— Excerpted records —
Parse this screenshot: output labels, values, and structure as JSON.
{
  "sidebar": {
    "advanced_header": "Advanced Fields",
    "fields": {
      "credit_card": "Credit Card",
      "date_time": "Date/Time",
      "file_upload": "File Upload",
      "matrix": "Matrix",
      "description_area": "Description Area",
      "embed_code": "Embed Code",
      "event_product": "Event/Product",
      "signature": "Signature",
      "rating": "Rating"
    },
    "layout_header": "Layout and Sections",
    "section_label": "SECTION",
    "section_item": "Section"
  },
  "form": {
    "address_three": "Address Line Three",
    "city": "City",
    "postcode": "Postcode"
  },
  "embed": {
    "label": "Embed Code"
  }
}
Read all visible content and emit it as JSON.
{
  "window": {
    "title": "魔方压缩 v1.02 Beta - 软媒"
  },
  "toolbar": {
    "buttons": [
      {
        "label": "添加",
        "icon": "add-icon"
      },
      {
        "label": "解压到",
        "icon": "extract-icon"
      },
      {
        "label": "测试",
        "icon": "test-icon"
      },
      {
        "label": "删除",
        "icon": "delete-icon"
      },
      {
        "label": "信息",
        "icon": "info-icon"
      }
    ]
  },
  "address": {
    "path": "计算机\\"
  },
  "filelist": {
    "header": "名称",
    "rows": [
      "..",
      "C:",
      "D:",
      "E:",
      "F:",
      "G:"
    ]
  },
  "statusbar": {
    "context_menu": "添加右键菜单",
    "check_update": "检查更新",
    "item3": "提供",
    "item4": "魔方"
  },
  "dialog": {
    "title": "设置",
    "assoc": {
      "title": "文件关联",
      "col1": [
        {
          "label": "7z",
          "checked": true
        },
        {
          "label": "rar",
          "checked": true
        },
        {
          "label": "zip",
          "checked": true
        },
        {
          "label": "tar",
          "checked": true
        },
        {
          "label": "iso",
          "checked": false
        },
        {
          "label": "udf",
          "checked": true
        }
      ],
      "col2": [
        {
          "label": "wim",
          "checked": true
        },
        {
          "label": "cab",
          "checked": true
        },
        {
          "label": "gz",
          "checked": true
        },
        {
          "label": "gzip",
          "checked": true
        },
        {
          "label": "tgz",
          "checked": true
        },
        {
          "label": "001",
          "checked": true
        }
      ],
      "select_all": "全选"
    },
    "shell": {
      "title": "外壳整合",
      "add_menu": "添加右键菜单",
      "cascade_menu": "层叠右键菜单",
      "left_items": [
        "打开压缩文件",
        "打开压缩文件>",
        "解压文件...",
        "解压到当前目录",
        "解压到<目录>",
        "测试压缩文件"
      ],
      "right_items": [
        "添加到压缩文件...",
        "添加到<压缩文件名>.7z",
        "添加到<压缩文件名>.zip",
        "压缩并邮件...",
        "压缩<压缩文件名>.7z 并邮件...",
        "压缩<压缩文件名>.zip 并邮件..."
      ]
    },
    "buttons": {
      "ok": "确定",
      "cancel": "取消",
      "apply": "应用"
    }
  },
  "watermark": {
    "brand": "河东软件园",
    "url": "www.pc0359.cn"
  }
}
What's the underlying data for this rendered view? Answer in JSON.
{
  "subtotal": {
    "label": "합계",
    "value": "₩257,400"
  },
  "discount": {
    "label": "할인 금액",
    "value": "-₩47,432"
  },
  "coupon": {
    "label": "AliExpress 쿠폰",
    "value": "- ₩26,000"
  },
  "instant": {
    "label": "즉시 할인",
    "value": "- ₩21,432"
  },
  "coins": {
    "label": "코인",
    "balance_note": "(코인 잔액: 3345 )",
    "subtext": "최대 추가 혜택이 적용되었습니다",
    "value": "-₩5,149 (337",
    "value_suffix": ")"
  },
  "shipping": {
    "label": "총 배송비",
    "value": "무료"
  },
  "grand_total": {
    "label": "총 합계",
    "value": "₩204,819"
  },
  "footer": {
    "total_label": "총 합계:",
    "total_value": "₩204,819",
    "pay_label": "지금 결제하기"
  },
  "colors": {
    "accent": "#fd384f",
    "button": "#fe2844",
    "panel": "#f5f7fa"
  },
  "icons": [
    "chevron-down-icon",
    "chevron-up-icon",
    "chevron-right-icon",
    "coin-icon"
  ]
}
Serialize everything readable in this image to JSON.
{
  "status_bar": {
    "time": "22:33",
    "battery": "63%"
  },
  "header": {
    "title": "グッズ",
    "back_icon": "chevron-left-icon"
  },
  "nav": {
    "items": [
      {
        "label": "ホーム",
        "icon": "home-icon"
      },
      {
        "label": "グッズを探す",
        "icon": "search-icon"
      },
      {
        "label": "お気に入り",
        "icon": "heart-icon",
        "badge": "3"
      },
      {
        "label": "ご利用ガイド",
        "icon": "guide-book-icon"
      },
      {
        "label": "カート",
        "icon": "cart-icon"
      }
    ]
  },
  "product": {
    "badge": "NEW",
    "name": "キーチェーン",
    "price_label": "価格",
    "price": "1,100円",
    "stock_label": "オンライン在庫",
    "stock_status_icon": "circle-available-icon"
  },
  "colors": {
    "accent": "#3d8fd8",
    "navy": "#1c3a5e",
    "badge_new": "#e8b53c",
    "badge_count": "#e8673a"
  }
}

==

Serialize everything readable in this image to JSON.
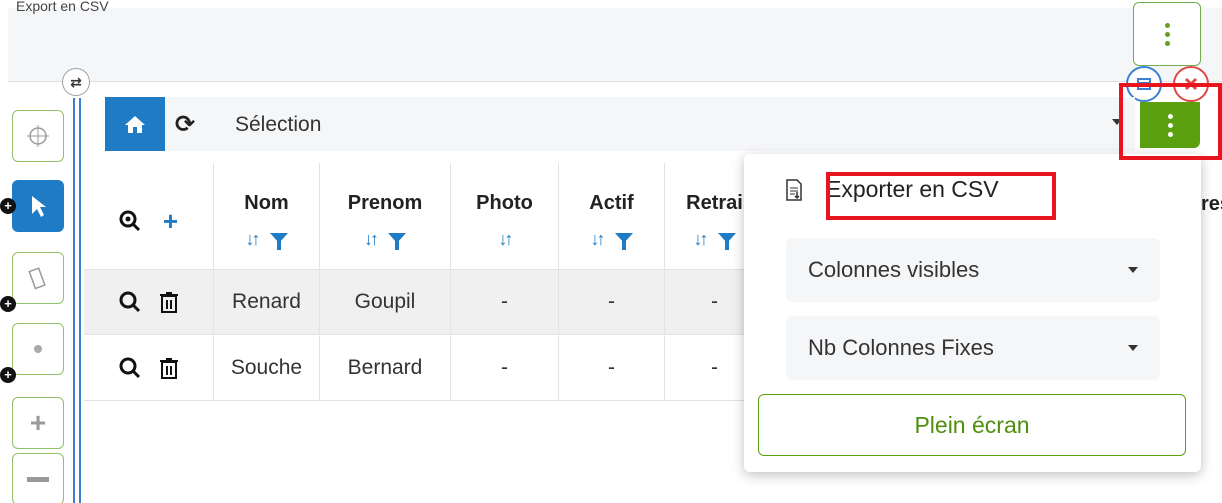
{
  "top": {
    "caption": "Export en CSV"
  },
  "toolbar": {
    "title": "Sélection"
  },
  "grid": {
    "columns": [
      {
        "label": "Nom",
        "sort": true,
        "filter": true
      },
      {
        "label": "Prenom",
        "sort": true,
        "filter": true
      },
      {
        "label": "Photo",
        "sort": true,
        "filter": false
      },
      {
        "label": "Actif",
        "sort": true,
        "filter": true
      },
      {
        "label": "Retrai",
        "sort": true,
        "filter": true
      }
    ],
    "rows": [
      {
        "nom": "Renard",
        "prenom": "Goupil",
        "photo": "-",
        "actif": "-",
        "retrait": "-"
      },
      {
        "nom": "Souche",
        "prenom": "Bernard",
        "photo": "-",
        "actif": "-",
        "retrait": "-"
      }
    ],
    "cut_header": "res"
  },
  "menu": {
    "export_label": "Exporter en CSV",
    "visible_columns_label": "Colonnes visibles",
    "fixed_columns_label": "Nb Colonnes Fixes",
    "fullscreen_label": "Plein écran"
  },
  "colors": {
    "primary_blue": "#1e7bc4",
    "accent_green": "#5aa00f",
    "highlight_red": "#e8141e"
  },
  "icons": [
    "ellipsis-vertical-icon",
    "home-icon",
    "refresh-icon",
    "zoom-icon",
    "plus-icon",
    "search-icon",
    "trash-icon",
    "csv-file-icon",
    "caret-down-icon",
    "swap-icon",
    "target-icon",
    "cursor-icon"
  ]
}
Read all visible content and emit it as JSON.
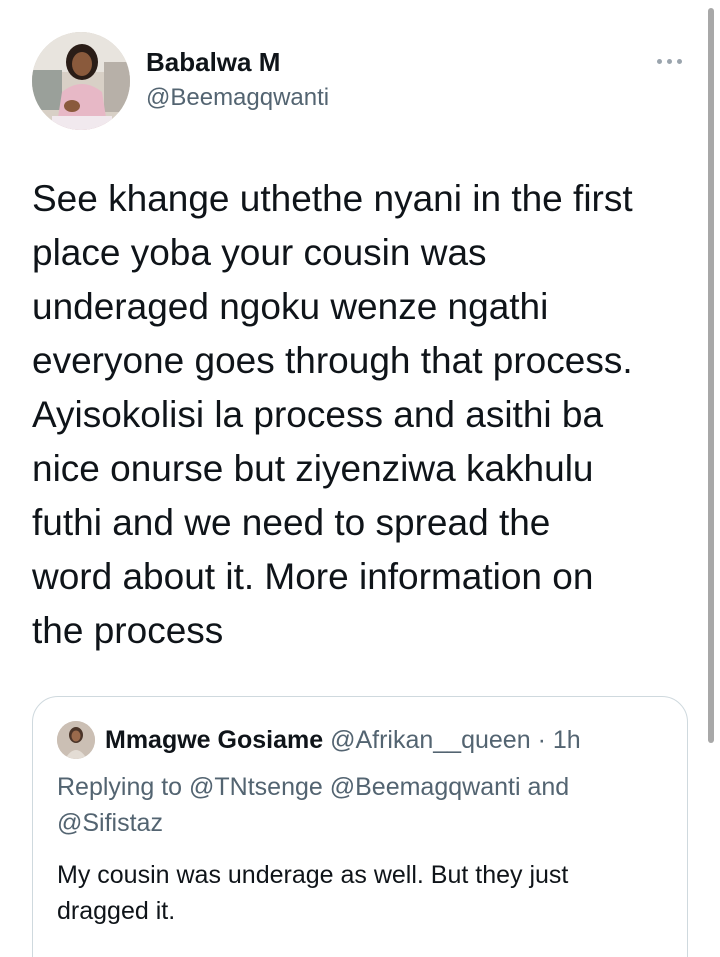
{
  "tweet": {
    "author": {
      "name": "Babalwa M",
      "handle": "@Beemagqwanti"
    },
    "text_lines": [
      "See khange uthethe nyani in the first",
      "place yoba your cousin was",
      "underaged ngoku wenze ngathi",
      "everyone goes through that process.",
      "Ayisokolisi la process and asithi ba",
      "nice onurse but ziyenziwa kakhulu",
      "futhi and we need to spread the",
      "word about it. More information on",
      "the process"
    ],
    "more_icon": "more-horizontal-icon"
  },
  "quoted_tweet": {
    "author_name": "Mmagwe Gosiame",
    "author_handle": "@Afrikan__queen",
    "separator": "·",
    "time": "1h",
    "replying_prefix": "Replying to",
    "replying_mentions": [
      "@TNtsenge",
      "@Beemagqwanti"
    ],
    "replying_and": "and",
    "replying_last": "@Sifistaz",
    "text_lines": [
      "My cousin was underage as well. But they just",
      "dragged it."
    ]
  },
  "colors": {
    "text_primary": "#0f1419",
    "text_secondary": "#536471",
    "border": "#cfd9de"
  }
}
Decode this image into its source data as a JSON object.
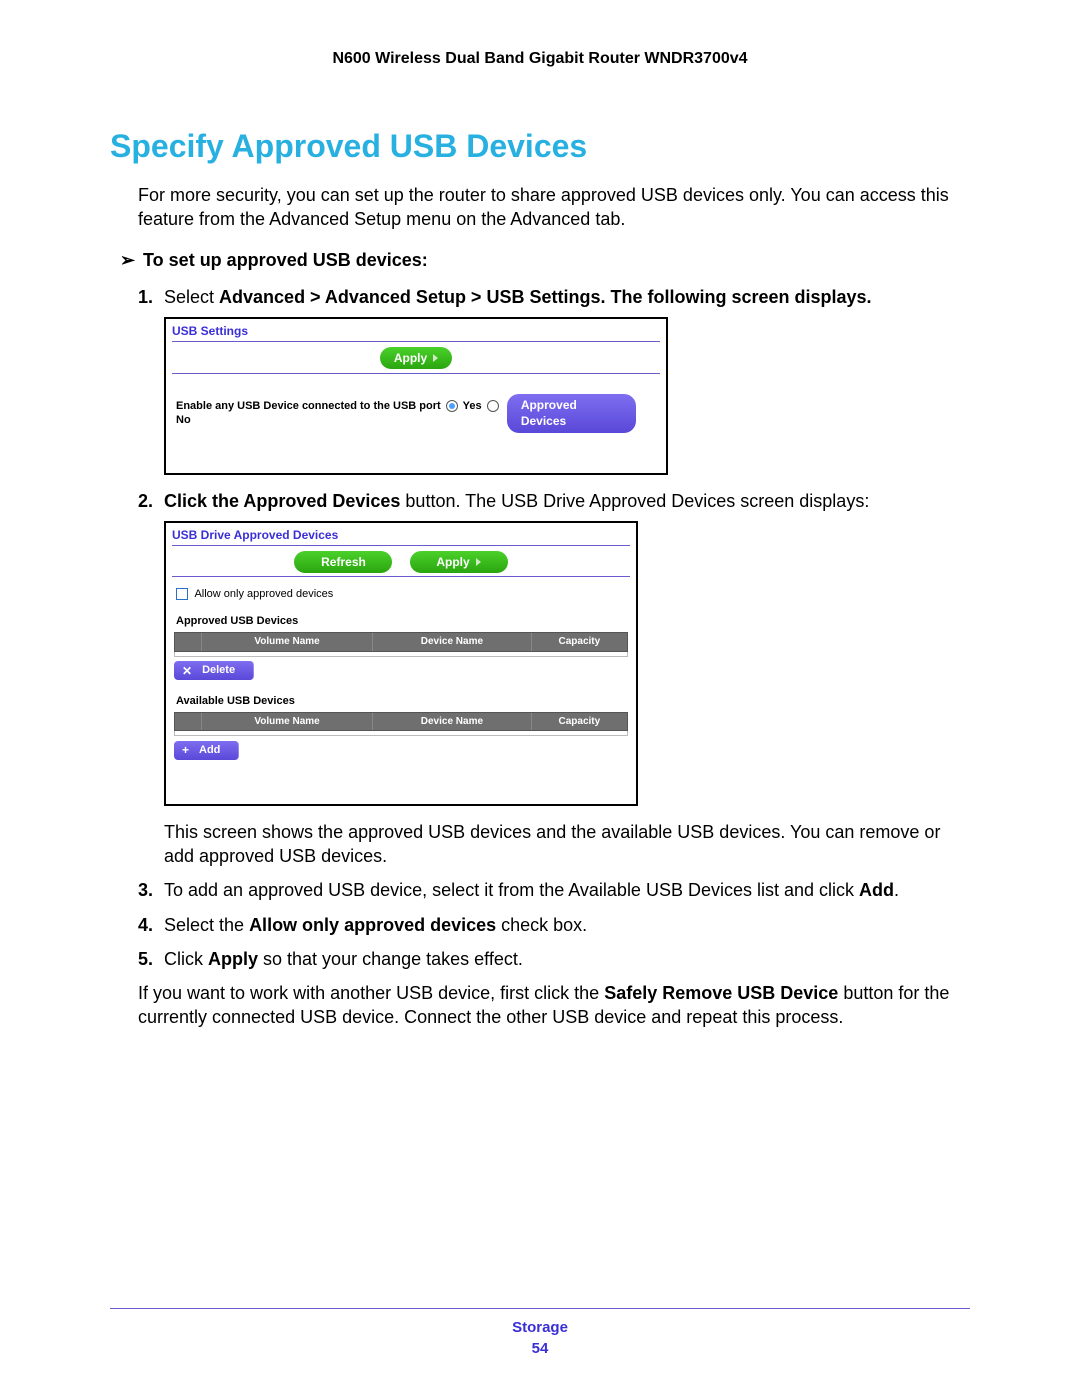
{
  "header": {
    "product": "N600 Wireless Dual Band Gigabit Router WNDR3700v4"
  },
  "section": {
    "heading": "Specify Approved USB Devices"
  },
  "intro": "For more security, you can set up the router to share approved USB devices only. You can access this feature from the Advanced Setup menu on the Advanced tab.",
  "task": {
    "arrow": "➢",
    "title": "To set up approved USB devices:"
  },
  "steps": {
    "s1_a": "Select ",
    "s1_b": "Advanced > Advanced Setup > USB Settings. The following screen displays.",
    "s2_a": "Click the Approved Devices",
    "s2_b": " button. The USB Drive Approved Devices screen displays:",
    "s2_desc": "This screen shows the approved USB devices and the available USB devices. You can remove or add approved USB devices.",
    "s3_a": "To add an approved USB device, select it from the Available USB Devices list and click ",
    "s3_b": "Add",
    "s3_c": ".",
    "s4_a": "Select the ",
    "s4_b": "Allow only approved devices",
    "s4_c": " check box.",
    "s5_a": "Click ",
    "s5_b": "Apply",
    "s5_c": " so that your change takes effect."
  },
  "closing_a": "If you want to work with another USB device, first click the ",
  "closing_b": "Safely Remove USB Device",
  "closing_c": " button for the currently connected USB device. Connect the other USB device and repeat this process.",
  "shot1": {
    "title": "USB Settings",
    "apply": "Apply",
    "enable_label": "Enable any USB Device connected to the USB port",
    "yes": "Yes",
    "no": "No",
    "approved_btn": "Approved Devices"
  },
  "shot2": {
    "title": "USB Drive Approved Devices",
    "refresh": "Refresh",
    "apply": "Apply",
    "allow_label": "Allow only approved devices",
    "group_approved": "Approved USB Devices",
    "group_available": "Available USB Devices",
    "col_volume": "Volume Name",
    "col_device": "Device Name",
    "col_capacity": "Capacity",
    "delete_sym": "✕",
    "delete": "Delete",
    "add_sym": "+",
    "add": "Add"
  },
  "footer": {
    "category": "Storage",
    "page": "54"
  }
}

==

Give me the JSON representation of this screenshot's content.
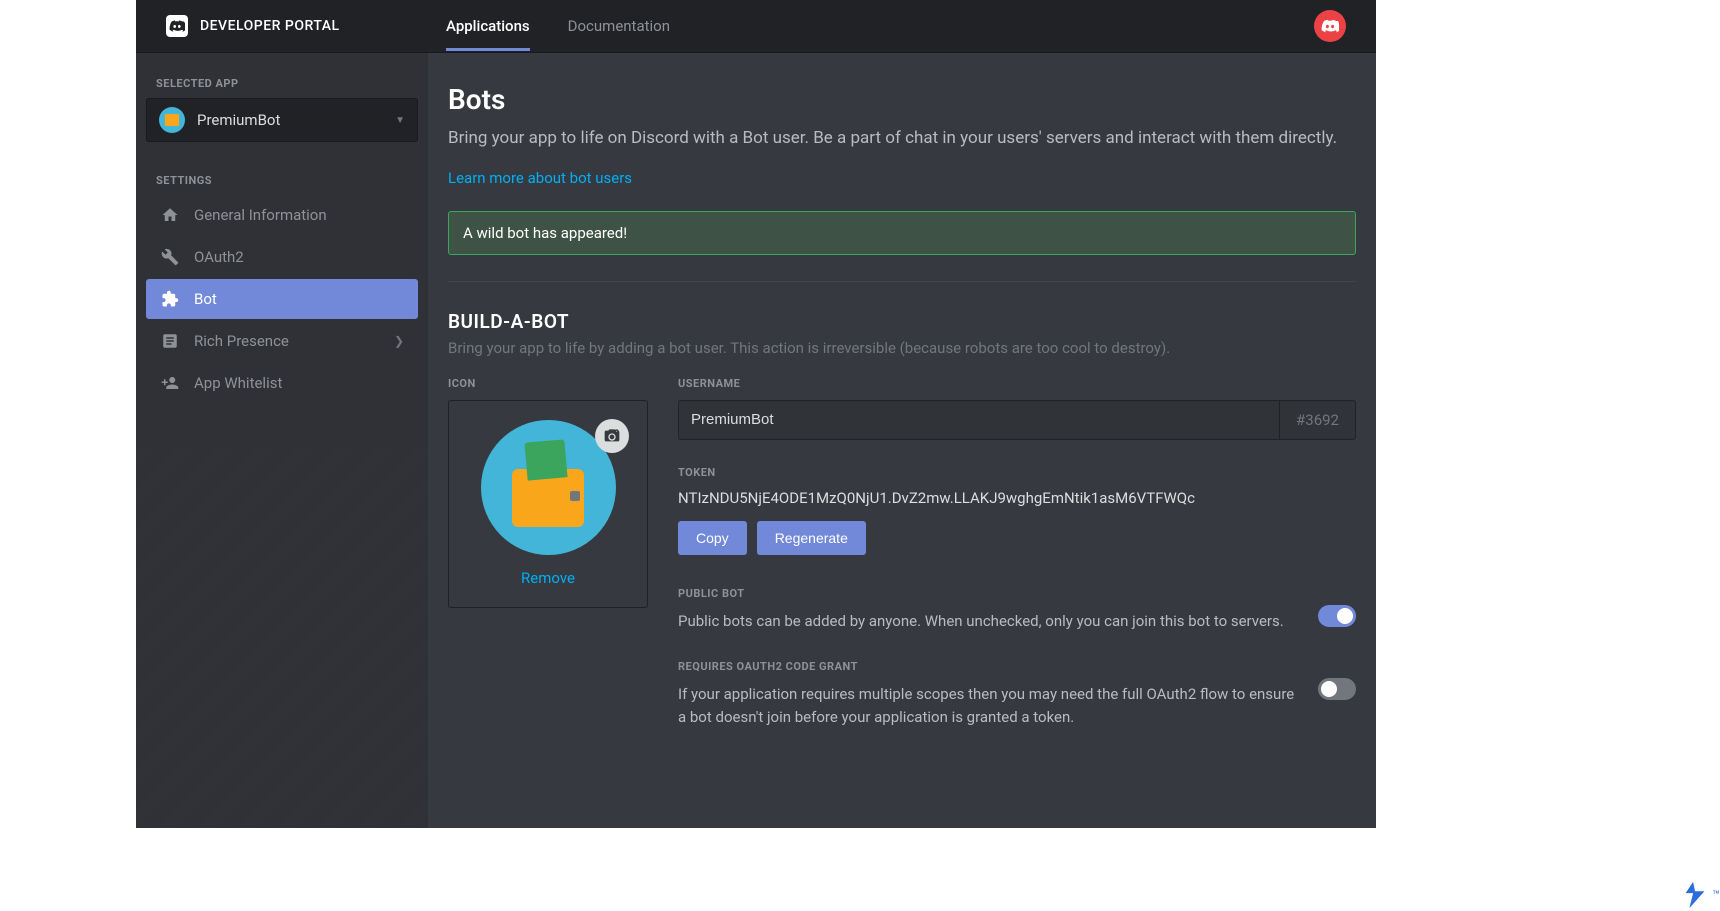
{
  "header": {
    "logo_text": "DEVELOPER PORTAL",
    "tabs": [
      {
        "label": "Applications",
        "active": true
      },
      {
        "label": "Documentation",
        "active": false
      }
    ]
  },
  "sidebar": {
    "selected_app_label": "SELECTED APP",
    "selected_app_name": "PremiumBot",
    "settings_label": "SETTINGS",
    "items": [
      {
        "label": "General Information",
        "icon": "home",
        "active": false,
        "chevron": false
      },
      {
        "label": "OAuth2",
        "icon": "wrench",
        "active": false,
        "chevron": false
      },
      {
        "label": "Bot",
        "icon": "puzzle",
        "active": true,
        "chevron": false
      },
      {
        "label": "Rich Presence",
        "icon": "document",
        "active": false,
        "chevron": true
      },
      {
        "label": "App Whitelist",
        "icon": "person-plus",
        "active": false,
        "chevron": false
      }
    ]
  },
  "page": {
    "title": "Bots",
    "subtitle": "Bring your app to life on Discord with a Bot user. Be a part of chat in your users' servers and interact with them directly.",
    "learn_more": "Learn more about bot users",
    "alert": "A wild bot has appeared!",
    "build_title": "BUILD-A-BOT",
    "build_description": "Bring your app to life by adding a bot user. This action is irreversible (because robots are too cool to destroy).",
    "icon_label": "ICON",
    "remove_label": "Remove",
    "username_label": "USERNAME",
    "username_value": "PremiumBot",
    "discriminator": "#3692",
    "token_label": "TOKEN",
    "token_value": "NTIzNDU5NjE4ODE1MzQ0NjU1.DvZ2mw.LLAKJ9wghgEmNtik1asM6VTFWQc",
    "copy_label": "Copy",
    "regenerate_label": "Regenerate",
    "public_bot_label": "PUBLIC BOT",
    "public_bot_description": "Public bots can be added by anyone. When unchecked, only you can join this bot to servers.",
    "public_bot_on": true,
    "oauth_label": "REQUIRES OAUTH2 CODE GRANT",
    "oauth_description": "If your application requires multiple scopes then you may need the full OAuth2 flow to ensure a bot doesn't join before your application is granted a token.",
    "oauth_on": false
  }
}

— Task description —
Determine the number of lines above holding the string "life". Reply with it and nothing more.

— Exercise solution —
2